"Action Meningitis will shed light on the hidden diseases of meningitis and septicaemia in Africa, and has the potential to save many young lives as a result"
Professor Orin Levine, Executive Director, International Vaccines Access Centre
Why is this project important?
Action Meningitis is a pilot health project which raises awareness of meningitis among the public and health professionals and helps identify acute cases in clinics and hospitals.Around 1,000 people globally die every day of meningitis.
In Africa, deaths are especially high because, as the World Health Organization (WHO) has acknowledged, it is a neglected diseases. There are so many health issues on the continent, especially HIV/Aids, malnutrition, starvation and malaria, that other illnesses are easily missed.
Our research study into barriers to treatment in Blantyre, established around 25% of meningitis cases were misdiagnosed
as malaria – which is why we are piloting Action Meningitis at five township clinics there.
One of the biggest barriers to early treatment in Malawi is getting people to medical help. We have just delivered “ambi-bikes” to 10 remote villages in the Blantyre region to help speed up the process.
This is Kanny who lost his hearing because of meningitis when he was six years old. His younger sister Zione, aged three, had been rushed to hospital with meningitis, but when his dad returned home he found Kanny very ill.
Kanny was taken to a health centre a 4km walk away and then to hospital where he was treated for 13 days. He is now deaf and has some learning problems. Zione was luckier; her main problem is she gets tired easily, but their 12 year old brother Yusuf died of meningitis before reaching hospital.
Support for disabled children is very poor in Malawi and Kanny is unable to go to school. He spends his days at home in his village with his mother and baby brothers and sister.
Chip diagnosis by traffic light Chip is a special Action Meningitis character. He is a triage tool helping medical staff establish how quickly children need to be seen when they are feeling ill. He also features on posters in waiting rooms and on our ambi bikes so people in Malawi become familiar with the idea of being seen according to the priority of their case.
Triage has revolutionised emergency treatment of life-threatening illness in wealthy countries.
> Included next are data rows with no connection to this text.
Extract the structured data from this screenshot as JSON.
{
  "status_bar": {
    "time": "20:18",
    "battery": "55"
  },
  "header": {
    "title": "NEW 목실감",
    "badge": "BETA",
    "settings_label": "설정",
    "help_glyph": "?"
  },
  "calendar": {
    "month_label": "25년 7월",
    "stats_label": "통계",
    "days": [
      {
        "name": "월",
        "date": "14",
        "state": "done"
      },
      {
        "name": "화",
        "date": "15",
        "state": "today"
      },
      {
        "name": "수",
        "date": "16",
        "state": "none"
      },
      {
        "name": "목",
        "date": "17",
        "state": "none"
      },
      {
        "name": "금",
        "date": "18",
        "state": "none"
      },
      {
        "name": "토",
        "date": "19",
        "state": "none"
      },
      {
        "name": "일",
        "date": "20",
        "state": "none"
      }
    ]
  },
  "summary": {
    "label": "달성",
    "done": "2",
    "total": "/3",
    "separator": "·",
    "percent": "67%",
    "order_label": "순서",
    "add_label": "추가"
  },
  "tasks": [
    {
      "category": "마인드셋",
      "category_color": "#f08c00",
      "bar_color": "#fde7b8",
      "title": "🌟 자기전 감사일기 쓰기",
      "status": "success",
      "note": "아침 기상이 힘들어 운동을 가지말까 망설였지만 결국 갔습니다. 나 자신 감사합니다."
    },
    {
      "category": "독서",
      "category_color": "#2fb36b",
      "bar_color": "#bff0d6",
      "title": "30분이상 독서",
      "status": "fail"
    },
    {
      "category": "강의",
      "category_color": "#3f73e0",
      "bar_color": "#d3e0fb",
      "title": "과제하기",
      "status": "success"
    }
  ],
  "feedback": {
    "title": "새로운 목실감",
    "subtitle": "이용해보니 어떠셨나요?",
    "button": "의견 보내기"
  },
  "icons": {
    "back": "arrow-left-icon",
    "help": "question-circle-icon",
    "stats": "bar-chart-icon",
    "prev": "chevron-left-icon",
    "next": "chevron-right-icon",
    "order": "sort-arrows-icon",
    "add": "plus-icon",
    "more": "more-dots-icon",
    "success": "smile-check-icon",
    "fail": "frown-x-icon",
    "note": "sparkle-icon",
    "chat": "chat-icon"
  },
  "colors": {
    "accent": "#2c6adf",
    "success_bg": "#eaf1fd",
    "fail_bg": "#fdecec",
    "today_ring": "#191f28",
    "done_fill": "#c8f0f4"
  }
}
A triage system using traffic lights, developed by WHO was piloted at Queen Elizabeth Central Hospital (QECH) in Blantyre and WHO now promotes this system for developing countries world-wide.
This system has already improved survival in children at QECH and so other hospitals in Malawi are now using it. We have shown that a triage system is sorely needed in primary care clinics where health workers are overwhelmed by people flooding into the clinic each morning, and children regularly die while waiting in the queue.
We have worked with our partners, the Malawi-Liverpool- Wellcome Trust, QECH and D-tree International to introduce the traffic light triage system into clinics using mobile phone technology to track referral to QECH.
Phone technology vital Action Meningitis is using mobile phone technology (mHealth) to deliver the project, Health surveillance assistants patrol the queues at the medical centres, using a special programme on their mobile phones to identify sick children and track referrals.
Umoyo MkukambiranaThese are the words for Health Talk Radio in Malawi’s Chichewa language. This radio programme is spreading the word about meningitis to millions of people across Malawi.
Aimed at improving health awareness and knowledge, the programme is broadcast by the Malawi Broadcast Corporation and has already featured two sets of programming on meningitis funded by us.
Featuring medical professionals, the shows used phone-ins, discussions, real life experiences and even SMS to spread awareness of meningitis and knowledge of the symptoms.
Feedback from listening clubs and the data on SMS responses has been so positive we shall be doing more with Umoyo Mkukambirana in the year ahead.